ASSIGNMENT ::
The lines to find are those in the entries that hold the word "module"; copy every one of them.

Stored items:
================
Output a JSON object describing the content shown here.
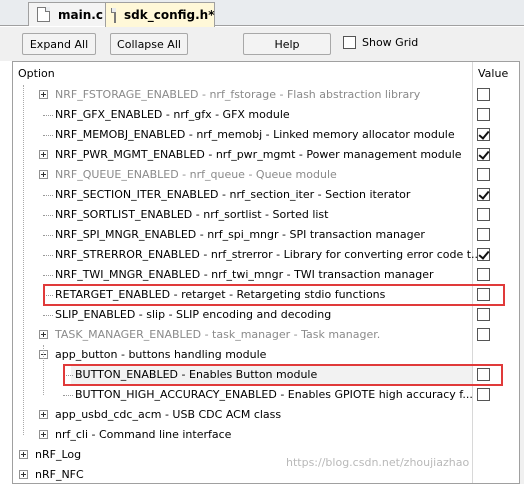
{
  "tabs": [
    {
      "label": "main.c",
      "active": false
    },
    {
      "label": "sdk_config.h*",
      "active": true
    }
  ],
  "toolbar": {
    "expand_all": "Expand All",
    "collapse_all": "Collapse All",
    "help": "Help",
    "show_grid": "Show Grid",
    "show_grid_checked": false
  },
  "header": {
    "option": "Option",
    "value": "Value"
  },
  "rows": [
    {
      "label": "NRF_FSTORAGE_ENABLED - nrf_fstorage - Flash abstraction library",
      "checked": false,
      "disabled": true,
      "expander": "plus"
    },
    {
      "label": "NRF_GFX_ENABLED  - nrf_gfx - GFX module",
      "checked": false,
      "disabled": false,
      "expander": "none"
    },
    {
      "label": "NRF_MEMOBJ_ENABLED  - nrf_memobj - Linked memory allocator module",
      "checked": true,
      "disabled": false,
      "expander": "none"
    },
    {
      "label": "NRF_PWR_MGMT_ENABLED - nrf_pwr_mgmt - Power management module",
      "checked": true,
      "disabled": false,
      "expander": "plus"
    },
    {
      "label": "NRF_QUEUE_ENABLED - nrf_queue - Queue module",
      "checked": false,
      "disabled": true,
      "expander": "plus"
    },
    {
      "label": "NRF_SECTION_ITER_ENABLED  - nrf_section_iter - Section iterator",
      "checked": true,
      "disabled": false,
      "expander": "none"
    },
    {
      "label": "NRF_SORTLIST_ENABLED  - nrf_sortlist - Sorted list",
      "checked": false,
      "disabled": false,
      "expander": "none"
    },
    {
      "label": "NRF_SPI_MNGR_ENABLED  - nrf_spi_mngr - SPI transaction manager",
      "checked": false,
      "disabled": false,
      "expander": "none"
    },
    {
      "label": "NRF_STRERROR_ENABLED  - nrf_strerror - Library for converting error code t...",
      "checked": true,
      "disabled": false,
      "expander": "none"
    },
    {
      "label": "NRF_TWI_MNGR_ENABLED  - nrf_twi_mngr - TWI transaction manager",
      "checked": false,
      "disabled": false,
      "expander": "none"
    },
    {
      "label": "RETARGET_ENABLED  - retarget - Retargeting stdio functions",
      "checked": false,
      "disabled": false,
      "expander": "none",
      "highlighted": true
    },
    {
      "label": "SLIP_ENABLED  - slip - SLIP encoding and decoding",
      "checked": false,
      "disabled": false,
      "expander": "none"
    },
    {
      "label": "TASK_MANAGER_ENABLED - task_manager - Task manager.",
      "checked": false,
      "disabled": true,
      "expander": "plus"
    },
    {
      "label": "app_button - buttons handling module",
      "checked": null,
      "disabled": false,
      "expander": "minus"
    },
    {
      "label": "BUTTON_ENABLED  - Enables Button module",
      "checked": false,
      "disabled": false,
      "expander": "none",
      "highlighted": true,
      "selected": true
    },
    {
      "label": "BUTTON_HIGH_ACCURACY_ENABLED  - Enables GPIOTE high accuracy f...",
      "checked": false,
      "disabled": false,
      "expander": "none"
    },
    {
      "label": "app_usbd_cdc_acm - USB CDC ACM class",
      "checked": null,
      "disabled": false,
      "expander": "plus"
    },
    {
      "label": "nrf_cli - Command line interface",
      "checked": null,
      "disabled": false,
      "expander": "plus"
    },
    {
      "label": "nRF_Log",
      "checked": null,
      "disabled": false,
      "expander": "plus"
    },
    {
      "label": "nRF_NFC",
      "checked": null,
      "disabled": false,
      "expander": "plus"
    }
  ],
  "watermark": "https://blog.csdn.net/zhoujiazhao",
  "colors": {
    "highlight_border": "#e03a3a",
    "active_tab": "#fff8d8",
    "disabled_text": "#8a8a8a"
  }
}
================
ANSWER AREA ::
      "label": "NRF_GFX_ENABLED  - nrf_gfx - GFX module",
      "label": "NRF_MEMOBJ_ENABLED  - nrf_memobj - Linked memory allocator module",
      "label": "NRF_PWR_MGMT_ENABLED - nrf_pwr_mgmt - Power management module",
      "label": "NRF_QUEUE_ENABLED - nrf_queue - Queue module",
      "label": "app_button - buttons handling module",
      "label": "BUTTON_ENABLED  - Enables Button module",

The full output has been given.